## Task objective
What lines in the records below mention "JSON"? List them all.

## Dataset records
>>>

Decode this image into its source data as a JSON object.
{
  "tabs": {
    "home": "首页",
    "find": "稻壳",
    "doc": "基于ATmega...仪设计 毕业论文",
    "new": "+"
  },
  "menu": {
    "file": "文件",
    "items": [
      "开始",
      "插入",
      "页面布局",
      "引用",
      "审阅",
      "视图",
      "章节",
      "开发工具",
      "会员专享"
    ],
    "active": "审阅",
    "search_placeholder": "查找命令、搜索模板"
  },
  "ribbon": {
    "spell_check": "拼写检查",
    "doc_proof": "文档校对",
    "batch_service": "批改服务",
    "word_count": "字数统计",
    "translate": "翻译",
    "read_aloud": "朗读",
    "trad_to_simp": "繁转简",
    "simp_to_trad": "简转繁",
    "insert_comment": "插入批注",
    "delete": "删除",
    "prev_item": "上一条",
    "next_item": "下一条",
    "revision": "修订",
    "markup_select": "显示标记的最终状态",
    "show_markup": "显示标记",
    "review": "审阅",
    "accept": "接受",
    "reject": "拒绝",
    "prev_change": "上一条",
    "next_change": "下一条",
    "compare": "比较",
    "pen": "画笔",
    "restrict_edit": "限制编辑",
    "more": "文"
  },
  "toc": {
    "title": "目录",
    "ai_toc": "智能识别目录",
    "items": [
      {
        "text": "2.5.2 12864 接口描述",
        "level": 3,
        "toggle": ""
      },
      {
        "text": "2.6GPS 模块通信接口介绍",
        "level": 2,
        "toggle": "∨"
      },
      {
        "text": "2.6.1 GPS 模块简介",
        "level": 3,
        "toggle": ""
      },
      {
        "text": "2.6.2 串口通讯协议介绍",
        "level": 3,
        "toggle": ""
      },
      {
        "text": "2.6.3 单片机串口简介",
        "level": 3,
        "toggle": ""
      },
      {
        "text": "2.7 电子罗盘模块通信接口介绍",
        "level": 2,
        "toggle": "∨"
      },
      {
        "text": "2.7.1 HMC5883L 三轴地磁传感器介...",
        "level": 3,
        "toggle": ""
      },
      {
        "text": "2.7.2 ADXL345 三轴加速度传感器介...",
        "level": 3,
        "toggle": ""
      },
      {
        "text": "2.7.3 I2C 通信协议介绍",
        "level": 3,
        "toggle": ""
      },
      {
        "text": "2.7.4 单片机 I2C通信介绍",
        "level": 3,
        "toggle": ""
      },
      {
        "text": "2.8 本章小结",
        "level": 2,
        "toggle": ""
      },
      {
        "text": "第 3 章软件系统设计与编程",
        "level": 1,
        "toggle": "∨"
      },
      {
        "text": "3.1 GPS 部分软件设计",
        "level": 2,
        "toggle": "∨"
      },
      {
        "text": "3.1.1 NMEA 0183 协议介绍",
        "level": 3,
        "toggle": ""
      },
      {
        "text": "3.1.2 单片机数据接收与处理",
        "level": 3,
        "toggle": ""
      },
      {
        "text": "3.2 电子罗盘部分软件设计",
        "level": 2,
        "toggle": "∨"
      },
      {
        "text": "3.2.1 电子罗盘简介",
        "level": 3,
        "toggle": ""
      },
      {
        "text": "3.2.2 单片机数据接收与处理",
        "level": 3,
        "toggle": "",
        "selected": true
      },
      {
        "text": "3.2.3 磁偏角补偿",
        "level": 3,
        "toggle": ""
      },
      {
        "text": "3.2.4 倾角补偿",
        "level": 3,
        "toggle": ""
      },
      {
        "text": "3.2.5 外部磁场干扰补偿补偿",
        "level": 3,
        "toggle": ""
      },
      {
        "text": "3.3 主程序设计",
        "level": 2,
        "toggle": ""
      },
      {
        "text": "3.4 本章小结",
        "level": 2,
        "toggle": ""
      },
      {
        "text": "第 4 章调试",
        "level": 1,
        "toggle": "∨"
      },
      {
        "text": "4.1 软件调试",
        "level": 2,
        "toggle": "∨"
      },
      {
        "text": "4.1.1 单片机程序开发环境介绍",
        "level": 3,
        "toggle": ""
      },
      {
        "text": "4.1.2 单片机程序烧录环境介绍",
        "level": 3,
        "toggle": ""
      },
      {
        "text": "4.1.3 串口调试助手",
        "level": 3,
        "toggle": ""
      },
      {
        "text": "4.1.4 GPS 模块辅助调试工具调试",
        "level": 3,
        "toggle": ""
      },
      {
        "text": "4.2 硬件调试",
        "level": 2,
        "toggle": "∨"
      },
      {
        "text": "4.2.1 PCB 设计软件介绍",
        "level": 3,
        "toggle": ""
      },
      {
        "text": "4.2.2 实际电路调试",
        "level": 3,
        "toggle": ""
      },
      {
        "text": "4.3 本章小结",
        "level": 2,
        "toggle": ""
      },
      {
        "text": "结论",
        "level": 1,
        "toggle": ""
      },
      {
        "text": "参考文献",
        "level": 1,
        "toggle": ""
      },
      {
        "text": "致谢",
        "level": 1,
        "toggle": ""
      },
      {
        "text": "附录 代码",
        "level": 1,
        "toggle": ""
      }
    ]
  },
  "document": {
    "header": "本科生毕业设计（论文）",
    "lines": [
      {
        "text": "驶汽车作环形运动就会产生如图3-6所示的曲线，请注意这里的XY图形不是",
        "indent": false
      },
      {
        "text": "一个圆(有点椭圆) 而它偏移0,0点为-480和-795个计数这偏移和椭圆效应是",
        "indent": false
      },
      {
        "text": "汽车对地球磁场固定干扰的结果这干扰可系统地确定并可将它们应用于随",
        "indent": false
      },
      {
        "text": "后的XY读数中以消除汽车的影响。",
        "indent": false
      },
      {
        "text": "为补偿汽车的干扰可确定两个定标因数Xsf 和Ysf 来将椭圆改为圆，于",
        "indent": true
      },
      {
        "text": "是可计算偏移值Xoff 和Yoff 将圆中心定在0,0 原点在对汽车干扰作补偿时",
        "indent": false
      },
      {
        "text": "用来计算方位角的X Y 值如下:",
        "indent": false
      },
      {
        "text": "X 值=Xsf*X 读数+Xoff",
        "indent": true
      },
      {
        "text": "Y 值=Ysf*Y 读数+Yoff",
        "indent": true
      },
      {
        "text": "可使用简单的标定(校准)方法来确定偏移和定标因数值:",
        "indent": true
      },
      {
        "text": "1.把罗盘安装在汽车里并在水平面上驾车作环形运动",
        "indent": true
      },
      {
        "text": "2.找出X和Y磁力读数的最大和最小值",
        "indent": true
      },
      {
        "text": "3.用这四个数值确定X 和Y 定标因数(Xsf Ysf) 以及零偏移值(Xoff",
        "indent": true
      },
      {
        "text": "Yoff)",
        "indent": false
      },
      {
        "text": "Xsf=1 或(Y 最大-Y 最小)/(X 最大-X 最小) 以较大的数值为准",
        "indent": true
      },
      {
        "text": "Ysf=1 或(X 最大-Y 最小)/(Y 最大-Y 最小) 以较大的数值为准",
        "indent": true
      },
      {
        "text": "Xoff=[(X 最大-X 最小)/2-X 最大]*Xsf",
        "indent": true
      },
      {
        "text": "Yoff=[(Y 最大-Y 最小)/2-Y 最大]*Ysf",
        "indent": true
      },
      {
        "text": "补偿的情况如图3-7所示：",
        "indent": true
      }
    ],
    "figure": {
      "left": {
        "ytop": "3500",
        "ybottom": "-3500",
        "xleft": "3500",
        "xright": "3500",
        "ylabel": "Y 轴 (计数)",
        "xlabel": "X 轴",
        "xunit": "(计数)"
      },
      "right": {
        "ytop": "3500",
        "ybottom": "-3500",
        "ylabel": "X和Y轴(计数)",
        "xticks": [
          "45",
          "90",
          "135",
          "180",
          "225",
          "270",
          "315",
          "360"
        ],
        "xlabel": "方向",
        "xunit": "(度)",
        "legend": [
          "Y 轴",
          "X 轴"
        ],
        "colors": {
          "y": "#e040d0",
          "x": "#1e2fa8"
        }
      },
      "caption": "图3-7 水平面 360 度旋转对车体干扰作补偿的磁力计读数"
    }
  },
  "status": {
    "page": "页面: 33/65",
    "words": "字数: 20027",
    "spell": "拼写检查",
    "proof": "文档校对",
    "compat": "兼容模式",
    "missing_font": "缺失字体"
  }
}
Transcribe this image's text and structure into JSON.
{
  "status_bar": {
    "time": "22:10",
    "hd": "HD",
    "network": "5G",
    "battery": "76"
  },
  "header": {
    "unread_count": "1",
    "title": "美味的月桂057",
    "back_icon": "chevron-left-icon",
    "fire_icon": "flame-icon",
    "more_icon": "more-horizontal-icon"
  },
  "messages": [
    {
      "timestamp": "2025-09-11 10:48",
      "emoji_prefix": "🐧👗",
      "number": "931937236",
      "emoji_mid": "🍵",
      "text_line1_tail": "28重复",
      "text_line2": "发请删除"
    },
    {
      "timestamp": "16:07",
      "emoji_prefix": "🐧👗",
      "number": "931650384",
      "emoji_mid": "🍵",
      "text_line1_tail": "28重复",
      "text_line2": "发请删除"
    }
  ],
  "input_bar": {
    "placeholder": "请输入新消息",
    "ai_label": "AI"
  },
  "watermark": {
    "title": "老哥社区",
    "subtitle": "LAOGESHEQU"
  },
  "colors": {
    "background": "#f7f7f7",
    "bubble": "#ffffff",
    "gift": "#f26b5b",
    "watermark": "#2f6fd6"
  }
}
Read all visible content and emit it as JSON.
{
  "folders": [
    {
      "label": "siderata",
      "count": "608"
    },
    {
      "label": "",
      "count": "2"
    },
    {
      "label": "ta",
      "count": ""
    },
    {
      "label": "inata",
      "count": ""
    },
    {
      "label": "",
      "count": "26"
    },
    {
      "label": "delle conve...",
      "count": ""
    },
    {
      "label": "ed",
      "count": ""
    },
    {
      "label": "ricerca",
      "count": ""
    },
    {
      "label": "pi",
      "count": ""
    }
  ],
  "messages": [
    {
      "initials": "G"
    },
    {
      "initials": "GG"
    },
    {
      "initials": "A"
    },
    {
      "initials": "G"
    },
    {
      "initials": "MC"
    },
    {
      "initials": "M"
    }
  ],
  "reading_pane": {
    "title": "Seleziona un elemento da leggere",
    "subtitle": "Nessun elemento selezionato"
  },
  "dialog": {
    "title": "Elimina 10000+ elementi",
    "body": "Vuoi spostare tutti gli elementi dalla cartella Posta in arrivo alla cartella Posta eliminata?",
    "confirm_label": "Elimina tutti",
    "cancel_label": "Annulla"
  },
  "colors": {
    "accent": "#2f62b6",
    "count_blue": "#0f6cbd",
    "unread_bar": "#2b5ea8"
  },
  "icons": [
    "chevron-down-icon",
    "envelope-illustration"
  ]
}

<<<

## Response box
Decode this image into its source data as a JSON object.
Transcribe this image's text and structure into JSON.
Read all visible content and emit it as JSON.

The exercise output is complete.